    • Opinion and analysis from corporate executives and thought leaders offering insight and inspiration on trends and best practices.
    • Topical resource centers on key environmental management issues: energy and climatedesign and packagingbusiness operationsresource efficiencymarketing and communications — and one dedicated to the special needs of small business.
    • Podcasts and videos featuring interviews with green business thought leaders, and panels from conferences and other events.
    • A wealth of resources to help companies succeed. This is no mere laundry list of links, but handpicked reports, guidebooks, websites, calculators, and other tools — each one summarized by our staff to help increase the effectiveness of your online browsing.
    • Job listingsprofessional eventsdirectories, and books to help you better do your job — or find a new one.
    • Sponsored content from leading companies, featuring white papers, reports, and other useful information.
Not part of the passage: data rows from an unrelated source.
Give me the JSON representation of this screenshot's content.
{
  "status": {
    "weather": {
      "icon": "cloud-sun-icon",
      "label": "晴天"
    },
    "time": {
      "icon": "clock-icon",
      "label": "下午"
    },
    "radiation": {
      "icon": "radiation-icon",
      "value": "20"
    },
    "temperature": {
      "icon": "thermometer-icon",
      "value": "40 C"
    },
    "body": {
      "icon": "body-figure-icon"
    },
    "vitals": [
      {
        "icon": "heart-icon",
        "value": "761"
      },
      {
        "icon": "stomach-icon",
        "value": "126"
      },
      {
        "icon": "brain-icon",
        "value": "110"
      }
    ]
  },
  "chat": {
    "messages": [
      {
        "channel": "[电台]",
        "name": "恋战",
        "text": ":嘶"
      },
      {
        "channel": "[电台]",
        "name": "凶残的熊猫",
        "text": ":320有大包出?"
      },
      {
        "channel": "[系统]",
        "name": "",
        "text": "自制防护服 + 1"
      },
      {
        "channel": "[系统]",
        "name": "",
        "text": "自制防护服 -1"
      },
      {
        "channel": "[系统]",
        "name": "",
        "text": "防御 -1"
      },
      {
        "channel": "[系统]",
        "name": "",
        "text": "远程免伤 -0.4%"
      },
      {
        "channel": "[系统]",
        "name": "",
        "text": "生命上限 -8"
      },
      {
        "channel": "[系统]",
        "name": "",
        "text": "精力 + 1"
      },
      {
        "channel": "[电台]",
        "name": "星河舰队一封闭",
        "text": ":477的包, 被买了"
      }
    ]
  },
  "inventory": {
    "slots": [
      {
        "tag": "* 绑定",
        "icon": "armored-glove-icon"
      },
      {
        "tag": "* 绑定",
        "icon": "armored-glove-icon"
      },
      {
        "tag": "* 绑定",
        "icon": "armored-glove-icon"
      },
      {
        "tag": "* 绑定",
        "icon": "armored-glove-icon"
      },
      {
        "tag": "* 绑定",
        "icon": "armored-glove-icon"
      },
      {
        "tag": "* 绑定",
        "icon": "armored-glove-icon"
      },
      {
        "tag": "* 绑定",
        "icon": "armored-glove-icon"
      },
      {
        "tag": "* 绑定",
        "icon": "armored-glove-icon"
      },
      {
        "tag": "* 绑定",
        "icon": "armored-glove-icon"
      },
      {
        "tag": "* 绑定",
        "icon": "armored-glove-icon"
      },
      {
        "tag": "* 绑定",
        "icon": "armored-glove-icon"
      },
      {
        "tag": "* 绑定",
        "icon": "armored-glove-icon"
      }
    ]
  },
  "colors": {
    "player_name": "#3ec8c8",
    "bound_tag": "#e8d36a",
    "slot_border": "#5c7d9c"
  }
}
    You may also subscribe to GreenBuzz, our free weekly e-newsletter featuring the best of the week’s news, analysis, and resources.
    Whether you’re browsing to stay up to date, or searching for specific information you need to know, we hope you’ll take some time to explore the thousands of free resources on

    AltUse Vendor of the Day - GreenovationTV

    About Us

    We all share one planet. GreenovationTV wants to redefine television and redefine home. Our mission is to provide practical information in an entertaining format to help green every home in America, starting with yours.

    Greening our homes is the best way to save money, help the economy, create jobs, make our homes more comfortable and help to avoid climate catastrophe and protect the one home we share. 
    Here are the facts:
    • There are 130 million existing homes in the U.S.
    • Over half are more than 35 years old.
    • 58 million have zero insulation.
    • Our homes consume 22% of the energy in the U.S.
    • In order to tackle energy independence, the water crisis, and climate disruption, we must retrofit every home in America to be more energy and water efficient.
    • Ultimately, every home should be able to produce its own energy, capture its own water, and manage its own waste.
    After six years in gestation, I launched GreenovationTV on Earth Day 2009. My wife Kelly and I are completing the renovation of our 110-year old home on the Old West Side neighborhood in Ann Arbor, Michigan. Using motion sensor occupancy light switches, efficient lighting, Energy Star appliances, geothermal heating; a/c, dual flush toilets, high efficiency shower heads and faucets, rainwater capture, and improved weatherization, we have reduced our utilities by 75%. We broadcast to the world from Ann Arbor, Michigan, home to 22% of the world’s freshwater supply.

    A story on NPR’s “The Environment Report” about our home and GreenovationTV: LISTEN HERE

    GreenovationTV is a new breed of hybrid organizations or what others call values-driven or mission-driven organizations which operate in the blurry space between the for-profit and non-profit worlds.  The purpose is to make a difference and make a living. Consumers need and are demanding this resource. I’d like GTV to be the place for you to find the information that was lacking when Kelly and I began improving our historic home. Please stay in touch . . . and stayed tuned.